Carrie, the wound care nurse, took me aside before she saw my patient. "You'll need to give her a couple of milligrams of morphine before I change her dressings," she said.
A couple of milligrams of morphine for a patient so light and emaciated I could lift her clear of the bed by myself? I raised an eyebrow and Carrie nodded.
I helped turn the patient, then moved to the other side of the bed so I could take a look at her decubiti while Carrie changed her dressings.
There were four spots where the soft yellowish white of bone showed through. Her buttocks were degloved of skin, as were her upper thighs. She was so thin that we could see the outline of her hip joints through the skin that had long since ceased to hang off her body. When someone is starved long enough, that flaccid look of quick weight loss disappears.
Her nephew, a twitchy guy with a constant sniffle and long sleeves even in August, had been caring for her for five years. According to the other nieces and nephews, he didn't feed her often enough or take care to clean her up more than once a month. I don't remember why she ended up with us, or even what her diagnosis was, but he'd come along with her and spent all of his time in her room, sitting on the couch.
Later that day, after the pain of the dressing changes had worn off, I helped bathe her. And noticed old burns, about the size of a cigar end. And old scars, from God only knows what, on her arms and lower legs. And bruises. Of course, she'd bruise from the slightest touch, but still....
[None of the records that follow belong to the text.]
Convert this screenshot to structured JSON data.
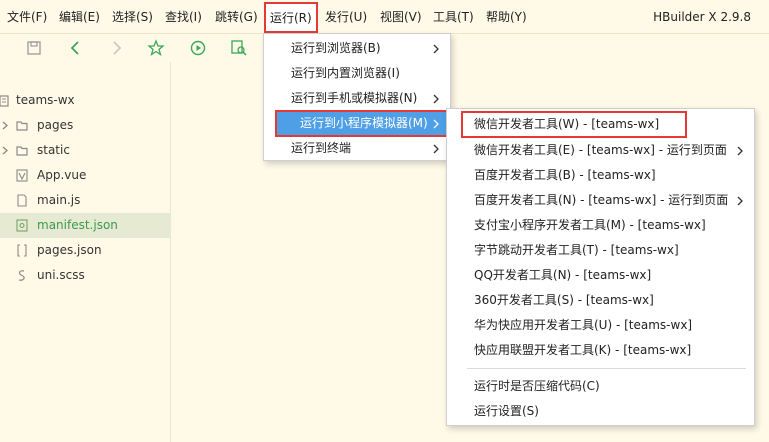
{
  "menubar": {
    "items": [
      {
        "label": "文件(F)"
      },
      {
        "label": "编辑(E)"
      },
      {
        "label": "选择(S)"
      },
      {
        "label": "查找(I)"
      },
      {
        "label": "跳转(G)"
      },
      {
        "label": "运行(R)"
      },
      {
        "label": "发行(U)"
      },
      {
        "label": "视图(V)"
      },
      {
        "label": "工具(T)"
      },
      {
        "label": "帮助(Y)"
      }
    ],
    "app_title": "HBuilder X 2.9.8"
  },
  "toolbar": {
    "icons": [
      "save-icon",
      "back-icon",
      "forward-icon",
      "star-icon",
      "run-icon",
      "browser-preview-icon"
    ]
  },
  "explorer": {
    "project": "teams-wx",
    "items": [
      {
        "label": "pages",
        "type": "folder"
      },
      {
        "label": "static",
        "type": "folder"
      },
      {
        "label": "App.vue",
        "type": "vue"
      },
      {
        "label": "main.js",
        "type": "file"
      },
      {
        "label": "manifest.json",
        "type": "config",
        "selected": true
      },
      {
        "label": "pages.json",
        "type": "json"
      },
      {
        "label": "uni.scss",
        "type": "scss"
      }
    ]
  },
  "run_menu": {
    "items": [
      {
        "label": "运行到浏览器(B)",
        "submenu": true
      },
      {
        "label": "运行到内置浏览器(I)",
        "submenu": false
      },
      {
        "label": "运行到手机或模拟器(N)",
        "submenu": true
      },
      {
        "label": "运行到小程序模拟器(M)",
        "submenu": true,
        "highlighted": true
      },
      {
        "label": "运行到终端",
        "submenu": true
      }
    ]
  },
  "miniprogram_menu": {
    "items": [
      {
        "label": "微信开发者工具(W) - [teams-wx]",
        "submenu": false,
        "boxed": true
      },
      {
        "label": "微信开发者工具(E) - [teams-wx] - 运行到页面",
        "submenu": true
      },
      {
        "label": "百度开发者工具(B) - [teams-wx]",
        "submenu": false
      },
      {
        "label": "百度开发者工具(N) - [teams-wx] - 运行到页面",
        "submenu": true
      },
      {
        "label": "支付宝小程序开发者工具(M) - [teams-wx]",
        "submenu": false
      },
      {
        "label": "字节跳动开发者工具(T) - [teams-wx]",
        "submenu": false
      },
      {
        "label": "QQ开发者工具(N) - [teams-wx]",
        "submenu": false
      },
      {
        "label": "360开发者工具(S) - [teams-wx]",
        "submenu": false
      },
      {
        "label": "华为快应用开发者工具(U) - [teams-wx]",
        "submenu": false
      },
      {
        "label": "快应用联盟开发者工具(K) - [teams-wx]",
        "submenu": false
      }
    ],
    "footer_items": [
      {
        "label": "运行时是否压缩代码(C)"
      },
      {
        "label": "运行设置(S)"
      }
    ]
  },
  "colors": {
    "background": "#fffae8",
    "highlight": "#4f9fe6",
    "annotation_red": "#e53935",
    "selected_text": "#3b9b4a",
    "toolbar_green": "#3aa757"
  }
}
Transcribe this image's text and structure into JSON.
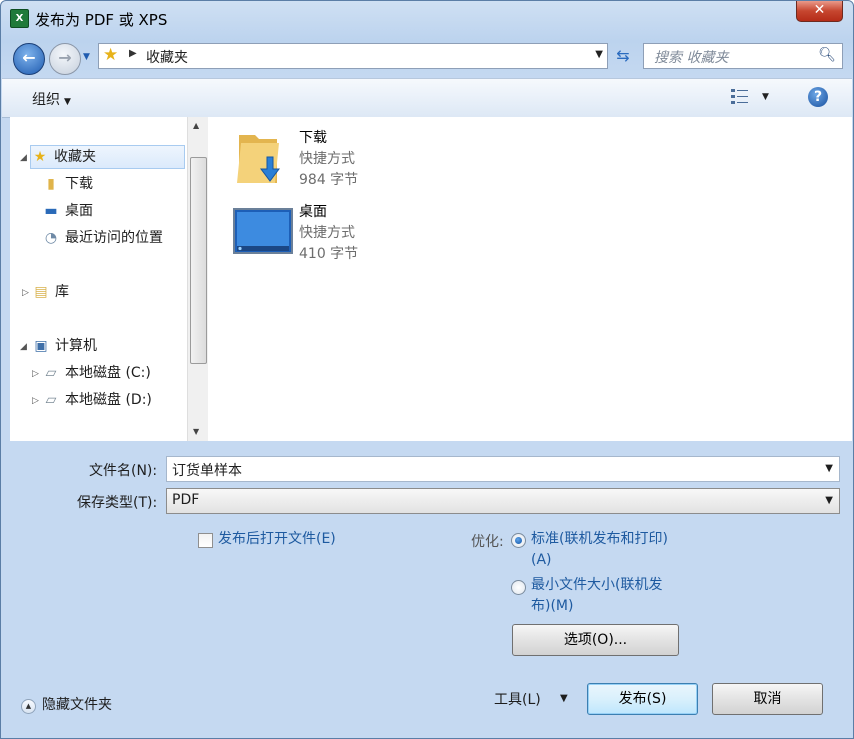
{
  "window": {
    "title": "发布为 PDF 或 XPS",
    "close_label": "✕"
  },
  "address": {
    "path": "收藏夹",
    "search_placeholder": "搜索 收藏夹"
  },
  "toolbar": {
    "organize_label": "组织",
    "help_label": "?"
  },
  "nav": {
    "favorites": "收藏夹",
    "downloads": "下载",
    "desktop": "桌面",
    "recent": "最近访问的位置",
    "libraries": "库",
    "computer": "计算机",
    "drive_c": "本地磁盘 (C:)",
    "drive_d": "本地磁盘 (D:)"
  },
  "files": [
    {
      "name": "下载",
      "type": "快捷方式",
      "size": "984 字节",
      "icon": "folder-download-icon"
    },
    {
      "name": "桌面",
      "type": "快捷方式",
      "size": "410 字节",
      "icon": "desktop-icon"
    }
  ],
  "form": {
    "filename_label": "文件名(N):",
    "filename_value": "订货单样本",
    "filetype_label": "保存类型(T):",
    "filetype_value": "PDF",
    "open_after_label": "发布后打开文件(E)",
    "optimize_label": "优化:",
    "opt_standard_line1": "标准(联机发布和打印)",
    "opt_standard_line2": "(A)",
    "opt_minimum_line1": "最小文件大小(联机发",
    "opt_minimum_line2": "布)(M)",
    "options_button": "选项(O)..."
  },
  "footer": {
    "hide_folders": "隐藏文件夹",
    "tools": "工具(L)",
    "publish": "发布(S)",
    "cancel": "取消"
  }
}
So I called Adult Protective Services. I told them what I'd seen and got transferred to a geriatric nurse case-manager, who'd actually know what I was talking about. She agreed that it was time somebody checked out the living conditions this woman and her nephew had and told me they'd send somebody out in a week, after my patient had been discharged and had headed home.
A month later the patient was back. This time she ended up on a different floor for what was basically in-house hospice care. She died less than twenty-four hours after being admitted. The cause of death on the medical examiner's certificate was listed as heart failure. The examiner noted that the patient was emaciated and that her alimentary canal was completely empty, and postulated that an electrolyte imbalance brought on by dehydration and starvation had stopped her heart.
The APS people were nice enough to contact me a few days later and tell me that they'd found no evidence, on a home visit, of abuse or neglect. The nephew had told them that his aunt was sleeping and was not to be disturbed, so they interviewed him alone.
They told me to contact them if I had any further concerns and gave me a case number. I thanked them, then suggested that they concentrate their efforts on the clients who were still alive.
Her family had known about this for five years. She was in our hospital the first time for two weeks. I was the one who called APS, two days before her discharge.
This is the sort of thing nurses have nightmares about.